Nan S. Russell
Author & Speaker

All posts in March, 2015

As a colleague of Nan’s I sometimes post here about work, life and sometimes both. I’m not much of a sports fan but every March, I am ‘all in’ as the popular phrase touts. March Madness – College Hoops – leather basketball isolated on a white backgroundBracket Crazy – Going to the Dance; that’s been my passion this month. And, I’ve learned there are many parallels between Sports and today’s workplaces. Like most things, some good, others not so good.

Here are 3 are good ones that come to mind:

Be for Something – So, what does this mean? Being for something requires strength of convictions and a willingness to stand up for them. When you’re for something you are full of passion, taking risks, thinking creatively and solving problems. You’ve see it on the basketball floors at the NCAA tournament. See if you can find it in your workplace? These are your colleagues who are full of ideas, self- motivated, have high energy and making valuable contributions. What do you aspire to bring about at work? Be for something.
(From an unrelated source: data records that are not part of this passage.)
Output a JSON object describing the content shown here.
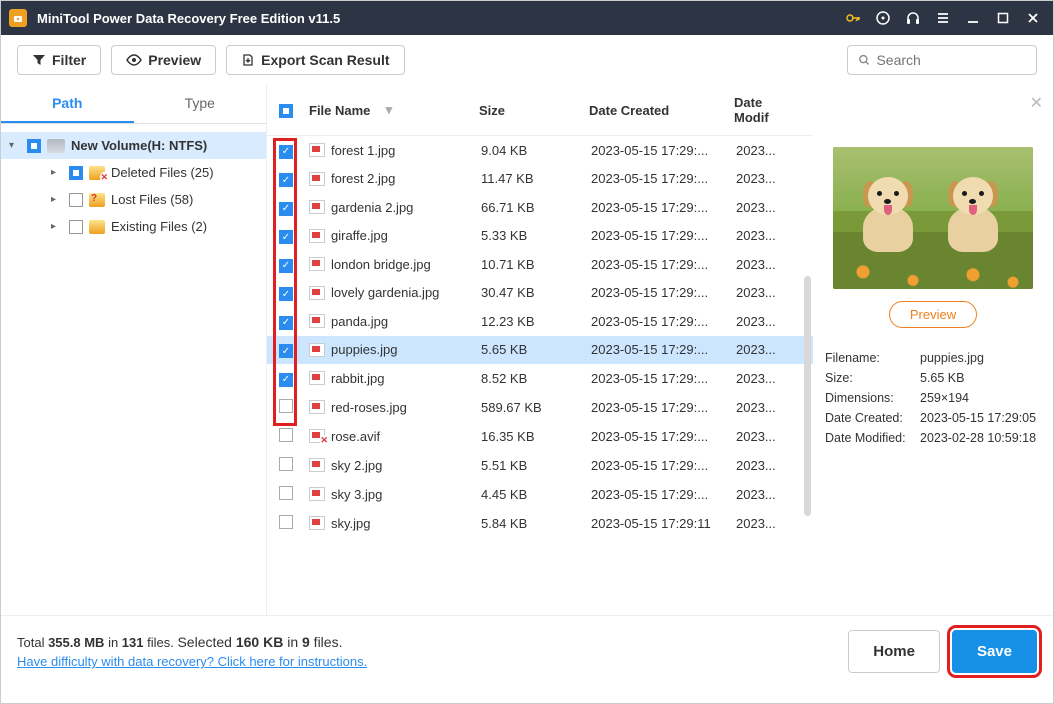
{
  "window": {
    "title": "MiniTool Power Data Recovery Free Edition v11.5"
  },
  "toolbar": {
    "filter": "Filter",
    "preview": "Preview",
    "export": "Export Scan Result",
    "search_placeholder": "Search"
  },
  "tabs": {
    "path": "Path",
    "type": "Type"
  },
  "tree": {
    "root": "New Volume(H: NTFS)",
    "items": [
      {
        "label": "Deleted Files (25)"
      },
      {
        "label": "Lost Files (58)"
      },
      {
        "label": "Existing Files (2)"
      }
    ]
  },
  "columns": {
    "name": "File Name",
    "size": "Size",
    "created": "Date Created",
    "modified": "Date Modif"
  },
  "files": [
    {
      "checked": true,
      "name": "forest 1.jpg",
      "size": "9.04 KB",
      "created": "2023-05-15 17:29:...",
      "modified": "2023...",
      "selected": false
    },
    {
      "checked": true,
      "name": "forest 2.jpg",
      "size": "11.47 KB",
      "created": "2023-05-15 17:29:...",
      "modified": "2023...",
      "selected": false
    },
    {
      "checked": true,
      "name": "gardenia 2.jpg",
      "size": "66.71 KB",
      "created": "2023-05-15 17:29:...",
      "modified": "2023...",
      "selected": false
    },
    {
      "checked": true,
      "name": "giraffe.jpg",
      "size": "5.33 KB",
      "created": "2023-05-15 17:29:...",
      "modified": "2023...",
      "selected": false
    },
    {
      "checked": true,
      "name": "london bridge.jpg",
      "size": "10.71 KB",
      "created": "2023-05-15 17:29:...",
      "modified": "2023...",
      "selected": false
    },
    {
      "checked": true,
      "name": "lovely gardenia.jpg",
      "size": "30.47 KB",
      "created": "2023-05-15 17:29:...",
      "modified": "2023...",
      "selected": false
    },
    {
      "checked": true,
      "name": "panda.jpg",
      "size": "12.23 KB",
      "created": "2023-05-15 17:29:...",
      "modified": "2023...",
      "selected": false
    },
    {
      "checked": true,
      "name": "puppies.jpg",
      "size": "5.65 KB",
      "created": "2023-05-15 17:29:...",
      "modified": "2023...",
      "selected": true
    },
    {
      "checked": true,
      "name": "rabbit.jpg",
      "size": "8.52 KB",
      "created": "2023-05-15 17:29:...",
      "modified": "2023...",
      "selected": false
    },
    {
      "checked": false,
      "name": "red-roses.jpg",
      "size": "589.67 KB",
      "created": "2023-05-15 17:29:...",
      "modified": "2023...",
      "selected": false
    },
    {
      "checked": false,
      "name": "rose.avif",
      "size": "16.35 KB",
      "created": "2023-05-15 17:29:...",
      "modified": "2023...",
      "selected": false,
      "bad": true
    },
    {
      "checked": false,
      "name": "sky 2.jpg",
      "size": "5.51 KB",
      "created": "2023-05-15 17:29:...",
      "modified": "2023...",
      "selected": false
    },
    {
      "checked": false,
      "name": "sky 3.jpg",
      "size": "4.45 KB",
      "created": "2023-05-15 17:29:...",
      "modified": "2023...",
      "selected": false
    },
    {
      "checked": false,
      "name": "sky.jpg",
      "size": "5.84 KB",
      "created": "2023-05-15 17:29:11",
      "modified": "2023...",
      "selected": false
    }
  ],
  "preview": {
    "button": "Preview",
    "meta": {
      "filename_k": "Filename:",
      "filename_v": "puppies.jpg",
      "size_k": "Size:",
      "size_v": "5.65 KB",
      "dim_k": "Dimensions:",
      "dim_v": "259×194",
      "created_k": "Date Created:",
      "created_v": "2023-05-15 17:29:05",
      "modified_k": "Date Modified:",
      "modified_v": "2023-02-28 10:59:18"
    }
  },
  "footer": {
    "total_prefix": "Total ",
    "total_size": "355.8 MB",
    "total_mid": " in ",
    "total_files": "131",
    "total_suffix": " files.  ",
    "selected_label": "Selected ",
    "selected_size": "160 KB",
    "selected_mid": " in ",
    "selected_files": "9",
    "selected_suffix": " files.",
    "help_link": "Have difficulty with data recovery? Click here for instructions.",
    "home": "Home",
    "save": "Save"
  }
}
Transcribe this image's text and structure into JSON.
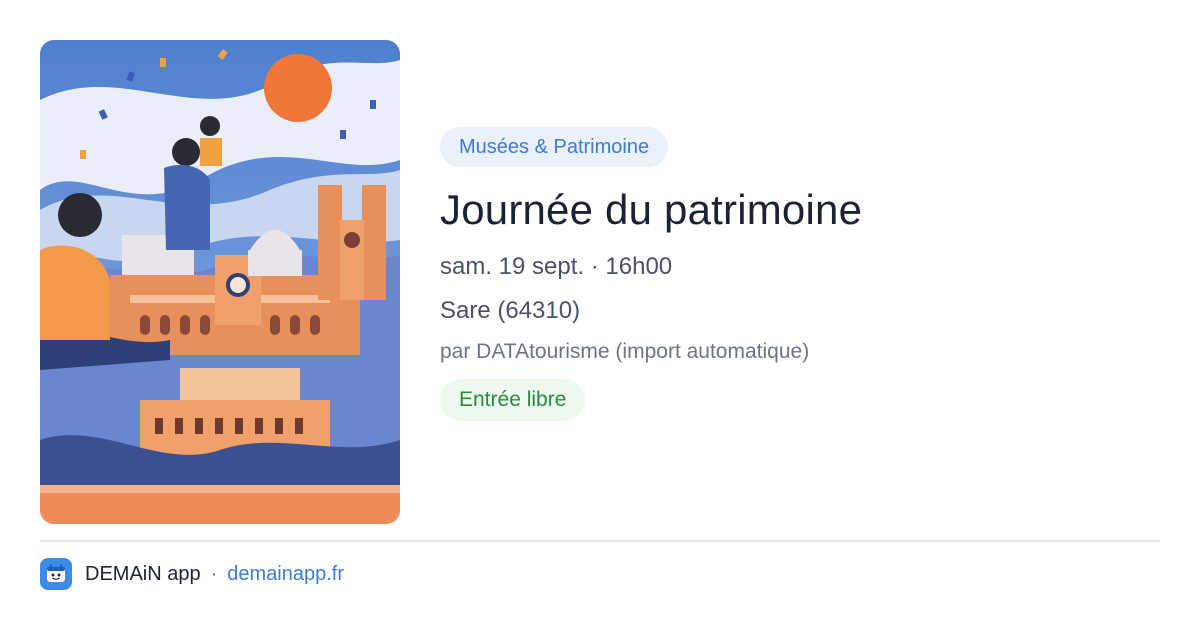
{
  "event": {
    "category": "Musées & Patrimoine",
    "title": "Journée du patrimoine",
    "datetime": "sam. 19 sept. · 16h00",
    "place": "Sare (64310)",
    "organizer": "par DATAtourisme (import automatique)",
    "price": "Entrée libre",
    "image_icon": "heritage-illustration"
  },
  "footer": {
    "app_name": "DEMAiN app",
    "separator": "·",
    "domain": "demainapp.fr",
    "logo_icon": "demain-app-icon"
  },
  "colors": {
    "category_bg": "#eaf1fb",
    "category_text": "#3a7bd5",
    "price_bg": "#eef9f0",
    "price_text": "#2b8a3e",
    "title_text": "#1a2233",
    "link": "#3a7bd5"
  }
}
A Dose of Discipline – According, to Merriam-Webster – discipline (continue reading →)

Today's Workplace 

clocksI hesitated before I answered the question. It was just a slight hesitation, but the question took me by surprise. Someone asked me how could they work on self-improvement and development on the clock. And while I answered at the time with a few tips, the on the clock part stuck with me and got me thinking.

When it comes to self-improvement and personal development, there are at least four kinds of people at work: people who don’t care about improving themselves; people who only care if someone is paying them or requiring them to do it; people who want to develop skills but who get pulled under into their sea-of-busyness and rarely do; and people who are winning at working and view self-development not as a task, but as an ongoing process.

The latter are the people who understand it doesn’t matter who signs their pay check; ultimately, (continue reading →)

Winning at Working 

i-am-the-door[1]A hundred years ago, most physicians in this country didn’t have college degrees, most houses didn’t have bathtubs, and no woman could vote. Fifty years ago, life expectancy was 70, a first class stamp was a nickel, and only ten percent of adults had college degrees. Twenty-five years ago, most people hadn’t used a computer, email was new, and Amazon was a river in South America.

It doesn’t take much hindsight to see the impact of change. And this century is guaranteed to bring more; some positive; some not. But regardless of how it impacts, change requires more than acknowledging it happened. And personal change issues require even more.

A decade ago, my husband and I moved to Montana after years of discussion and planning. I dreamed of trading a corporate role on the east coast for a writing career in the town where I was born. Despite how excited I was to make that shift and how prepared I thought I was to reach a long held author-dream, I felt empty and lost. I expected (continue reading →)

In the Scheme of Things 

Column36-man sorting mailWith too much to do and too much “out there” to ever read through or watch, I thought I’d narrow things a bit, as I do each month here, with a few work related things I thought you might find helpful.

If you’d like to receive tips and insights from me in your email each month, you can (continue reading →)

Resources, Things You May Have Missed